## Extracted material

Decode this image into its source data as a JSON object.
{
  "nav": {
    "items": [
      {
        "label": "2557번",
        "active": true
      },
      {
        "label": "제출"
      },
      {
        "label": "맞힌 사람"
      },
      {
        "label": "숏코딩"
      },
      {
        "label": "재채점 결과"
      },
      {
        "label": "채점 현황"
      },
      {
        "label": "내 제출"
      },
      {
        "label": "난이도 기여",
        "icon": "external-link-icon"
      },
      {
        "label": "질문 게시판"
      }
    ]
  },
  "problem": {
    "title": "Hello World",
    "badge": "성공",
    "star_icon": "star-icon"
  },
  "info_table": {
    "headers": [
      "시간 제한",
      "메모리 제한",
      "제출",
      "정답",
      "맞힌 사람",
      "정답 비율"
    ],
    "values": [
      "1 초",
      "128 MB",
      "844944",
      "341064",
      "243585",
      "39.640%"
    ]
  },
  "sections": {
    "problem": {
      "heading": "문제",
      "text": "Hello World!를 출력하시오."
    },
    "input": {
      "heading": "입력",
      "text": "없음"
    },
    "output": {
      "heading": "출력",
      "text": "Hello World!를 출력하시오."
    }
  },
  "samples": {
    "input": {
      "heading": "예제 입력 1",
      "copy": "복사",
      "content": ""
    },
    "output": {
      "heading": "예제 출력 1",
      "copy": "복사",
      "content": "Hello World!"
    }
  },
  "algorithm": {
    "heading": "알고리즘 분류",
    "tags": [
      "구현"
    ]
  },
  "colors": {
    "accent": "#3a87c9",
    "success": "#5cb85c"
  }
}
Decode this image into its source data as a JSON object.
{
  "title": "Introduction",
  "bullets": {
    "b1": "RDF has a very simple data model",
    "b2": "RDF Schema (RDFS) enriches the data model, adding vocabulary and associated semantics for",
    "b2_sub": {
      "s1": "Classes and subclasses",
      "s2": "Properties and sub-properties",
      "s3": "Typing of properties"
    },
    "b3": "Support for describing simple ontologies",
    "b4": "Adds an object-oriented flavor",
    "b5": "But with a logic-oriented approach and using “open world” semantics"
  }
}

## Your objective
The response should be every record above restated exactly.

## Answer to this problem
Decode this image into its source data as a JSON object.
{
  "nav": {
    "items": [
      {
        "label": "2557번",
        "active": true
      },
      {
        "label": "제출"
      },
      {
        "label": "맞힌 사람"
      },
      {
        "label": "숏코딩"
      },
      {
        "label": "재채점 결과"
      },
      {
        "label": "채점 현황"
      },
      {
        "label": "내 제출"
      },
      {
        "label": "난이도 기여",
        "icon": "external-link-icon"
      },
      {
        "label": "질문 게시판"
      }
    ]
  },
  "problem": {
    "title": "Hello World",
    "badge": "성공",
    "star_icon": "star-icon"
  },
  "info_table": {
    "headers": [
      "시간 제한",
      "메모리 제한",
      "제출",
      "정답",
      "맞힌 사람",
      "정답 비율"
    ],
    "values": [
      "1 초",
      "128 MB",
      "844944",
      "341064",
      "243585",
      "39.640%"
    ]
  },
  "sections": {
    "problem": {
      "heading": "문제",
      "text": "Hello World!를 출력하시오."
    },
    "input": {
      "heading": "입력",
      "text": "없음"
    },
    "output": {
      "heading": "출력",
      "text": "Hello World!를 출력하시오."
    }
  },
  "samples": {
    "input": {
      "heading": "예제 입력 1",
      "copy": "복사",
      "content": ""
    },
    "output": {
      "heading": "예제 출력 1",
      "copy": "복사",
      "content": "Hello World!"
    }
  },
  "algorithm": {
    "heading": "알고리즘 분류",
    "tags": [
      "구현"
    ]
  },
  "colors": {
    "accent": "#3a87c9",
    "success": "#5cb85c"
  }
}
Decode this image into its source data as a JSON object.
{
  "title": "Introduction",
  "bullets": {
    "b1": "RDF has a very simple data model",
    "b2": "RDF Schema (RDFS) enriches the data model, adding vocabulary and associated semantics for",
    "b2_sub": {
      "s1": "Classes and subclasses",
      "s2": "Properties and sub-properties",
      "s3": "Typing of properties"
    },
    "b3": "Support for describing simple ontologies",
    "b4": "Adds an object-oriented flavor",
    "b5": "But with a logic-oriented approach and using “open world” semantics"
  }
}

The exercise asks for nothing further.